───── Supplied entries ─────

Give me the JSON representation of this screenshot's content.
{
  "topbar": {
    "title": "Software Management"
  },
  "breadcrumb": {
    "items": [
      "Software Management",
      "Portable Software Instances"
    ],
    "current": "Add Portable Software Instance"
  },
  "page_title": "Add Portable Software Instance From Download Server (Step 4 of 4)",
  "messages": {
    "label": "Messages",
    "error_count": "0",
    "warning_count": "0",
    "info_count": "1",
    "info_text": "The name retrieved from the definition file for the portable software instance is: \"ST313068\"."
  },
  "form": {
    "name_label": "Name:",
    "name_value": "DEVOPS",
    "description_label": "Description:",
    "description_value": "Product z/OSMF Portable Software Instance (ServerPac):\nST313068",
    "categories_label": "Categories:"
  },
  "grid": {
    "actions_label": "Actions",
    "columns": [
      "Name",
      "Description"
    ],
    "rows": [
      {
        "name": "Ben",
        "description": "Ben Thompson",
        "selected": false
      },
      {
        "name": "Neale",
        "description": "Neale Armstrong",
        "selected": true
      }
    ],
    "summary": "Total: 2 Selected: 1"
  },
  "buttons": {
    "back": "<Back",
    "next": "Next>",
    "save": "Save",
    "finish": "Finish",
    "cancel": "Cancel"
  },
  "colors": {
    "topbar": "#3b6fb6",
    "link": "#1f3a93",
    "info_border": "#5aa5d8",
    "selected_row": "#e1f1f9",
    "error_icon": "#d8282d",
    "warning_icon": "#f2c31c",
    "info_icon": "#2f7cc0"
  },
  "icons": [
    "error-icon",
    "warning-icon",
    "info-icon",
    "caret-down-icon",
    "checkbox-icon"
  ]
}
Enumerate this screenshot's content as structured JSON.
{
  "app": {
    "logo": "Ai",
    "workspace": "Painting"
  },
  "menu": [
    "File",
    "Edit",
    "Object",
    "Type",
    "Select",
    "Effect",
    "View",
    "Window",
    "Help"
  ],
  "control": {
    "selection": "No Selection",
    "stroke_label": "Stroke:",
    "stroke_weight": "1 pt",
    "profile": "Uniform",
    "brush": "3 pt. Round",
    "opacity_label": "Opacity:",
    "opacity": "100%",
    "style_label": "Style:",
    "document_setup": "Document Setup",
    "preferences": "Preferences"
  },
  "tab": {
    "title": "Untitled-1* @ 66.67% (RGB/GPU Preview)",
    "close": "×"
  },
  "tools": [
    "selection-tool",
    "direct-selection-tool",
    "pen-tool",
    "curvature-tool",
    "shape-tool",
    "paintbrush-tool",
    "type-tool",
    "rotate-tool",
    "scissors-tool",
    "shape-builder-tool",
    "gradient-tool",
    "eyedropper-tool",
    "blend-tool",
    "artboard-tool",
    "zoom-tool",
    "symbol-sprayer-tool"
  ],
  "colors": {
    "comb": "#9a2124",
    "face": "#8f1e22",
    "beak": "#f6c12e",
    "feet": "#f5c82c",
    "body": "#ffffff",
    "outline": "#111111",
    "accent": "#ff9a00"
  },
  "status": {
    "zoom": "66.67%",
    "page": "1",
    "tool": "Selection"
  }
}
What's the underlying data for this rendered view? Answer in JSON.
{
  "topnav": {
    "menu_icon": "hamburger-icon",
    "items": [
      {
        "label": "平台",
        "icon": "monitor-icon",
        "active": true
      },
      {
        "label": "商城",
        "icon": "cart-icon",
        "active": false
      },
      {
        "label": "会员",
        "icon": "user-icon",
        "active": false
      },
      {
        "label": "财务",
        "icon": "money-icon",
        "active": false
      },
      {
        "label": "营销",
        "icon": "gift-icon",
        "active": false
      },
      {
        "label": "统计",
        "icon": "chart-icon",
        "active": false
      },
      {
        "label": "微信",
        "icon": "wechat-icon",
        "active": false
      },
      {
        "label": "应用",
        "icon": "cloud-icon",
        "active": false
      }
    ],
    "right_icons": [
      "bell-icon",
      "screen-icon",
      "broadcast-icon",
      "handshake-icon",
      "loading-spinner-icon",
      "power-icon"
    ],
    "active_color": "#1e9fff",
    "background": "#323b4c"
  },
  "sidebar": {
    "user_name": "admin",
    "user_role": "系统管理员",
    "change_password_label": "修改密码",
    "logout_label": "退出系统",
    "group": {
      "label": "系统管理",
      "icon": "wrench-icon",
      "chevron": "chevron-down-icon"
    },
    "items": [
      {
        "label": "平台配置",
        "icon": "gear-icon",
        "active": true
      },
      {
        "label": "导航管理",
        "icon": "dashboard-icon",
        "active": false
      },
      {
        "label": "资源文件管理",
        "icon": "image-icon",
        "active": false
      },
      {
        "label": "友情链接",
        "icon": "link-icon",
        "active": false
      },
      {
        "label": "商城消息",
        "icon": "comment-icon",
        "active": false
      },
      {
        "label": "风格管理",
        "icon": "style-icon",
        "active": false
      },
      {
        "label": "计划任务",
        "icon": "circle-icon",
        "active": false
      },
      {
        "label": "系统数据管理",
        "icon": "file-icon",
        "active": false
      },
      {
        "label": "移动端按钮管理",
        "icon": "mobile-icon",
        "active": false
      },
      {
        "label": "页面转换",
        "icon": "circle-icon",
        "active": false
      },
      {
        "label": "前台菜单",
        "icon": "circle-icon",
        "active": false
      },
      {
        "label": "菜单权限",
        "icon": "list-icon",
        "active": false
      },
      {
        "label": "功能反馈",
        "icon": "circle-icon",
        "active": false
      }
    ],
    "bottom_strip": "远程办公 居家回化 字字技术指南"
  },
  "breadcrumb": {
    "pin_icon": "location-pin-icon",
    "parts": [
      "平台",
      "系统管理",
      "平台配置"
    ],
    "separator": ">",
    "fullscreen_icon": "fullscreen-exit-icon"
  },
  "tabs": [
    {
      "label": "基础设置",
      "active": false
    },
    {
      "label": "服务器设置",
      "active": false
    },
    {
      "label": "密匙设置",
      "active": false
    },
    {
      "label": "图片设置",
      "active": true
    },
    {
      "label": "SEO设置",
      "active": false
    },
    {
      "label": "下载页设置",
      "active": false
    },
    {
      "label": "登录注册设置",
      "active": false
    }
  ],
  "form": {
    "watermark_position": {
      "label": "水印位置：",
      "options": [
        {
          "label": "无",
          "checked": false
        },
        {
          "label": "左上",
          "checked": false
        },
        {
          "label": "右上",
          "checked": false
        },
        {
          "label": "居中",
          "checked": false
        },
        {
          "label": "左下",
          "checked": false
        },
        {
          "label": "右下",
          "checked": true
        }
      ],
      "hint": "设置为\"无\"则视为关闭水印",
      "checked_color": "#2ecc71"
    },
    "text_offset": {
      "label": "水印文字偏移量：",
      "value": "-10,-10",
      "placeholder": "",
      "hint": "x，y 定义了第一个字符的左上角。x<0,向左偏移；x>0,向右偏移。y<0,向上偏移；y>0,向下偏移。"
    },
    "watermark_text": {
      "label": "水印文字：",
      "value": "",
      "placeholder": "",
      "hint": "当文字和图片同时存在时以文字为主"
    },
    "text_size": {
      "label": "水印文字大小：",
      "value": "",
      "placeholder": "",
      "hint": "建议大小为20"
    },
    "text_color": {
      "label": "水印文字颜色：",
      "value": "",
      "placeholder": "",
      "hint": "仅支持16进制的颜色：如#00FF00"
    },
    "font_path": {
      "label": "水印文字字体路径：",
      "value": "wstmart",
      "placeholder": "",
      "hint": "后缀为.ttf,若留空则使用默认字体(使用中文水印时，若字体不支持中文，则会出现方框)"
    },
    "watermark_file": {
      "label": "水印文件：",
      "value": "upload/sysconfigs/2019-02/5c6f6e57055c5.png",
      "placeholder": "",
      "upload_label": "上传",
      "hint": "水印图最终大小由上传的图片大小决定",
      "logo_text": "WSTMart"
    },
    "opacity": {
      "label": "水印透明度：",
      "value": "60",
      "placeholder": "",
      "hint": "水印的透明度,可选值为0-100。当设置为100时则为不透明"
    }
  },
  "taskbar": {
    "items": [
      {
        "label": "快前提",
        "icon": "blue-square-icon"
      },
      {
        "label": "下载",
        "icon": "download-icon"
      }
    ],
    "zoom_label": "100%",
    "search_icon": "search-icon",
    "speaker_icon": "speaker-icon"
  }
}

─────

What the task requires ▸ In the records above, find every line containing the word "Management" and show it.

Result of this task ▸
    "title": "Software Management"
      "Software Management",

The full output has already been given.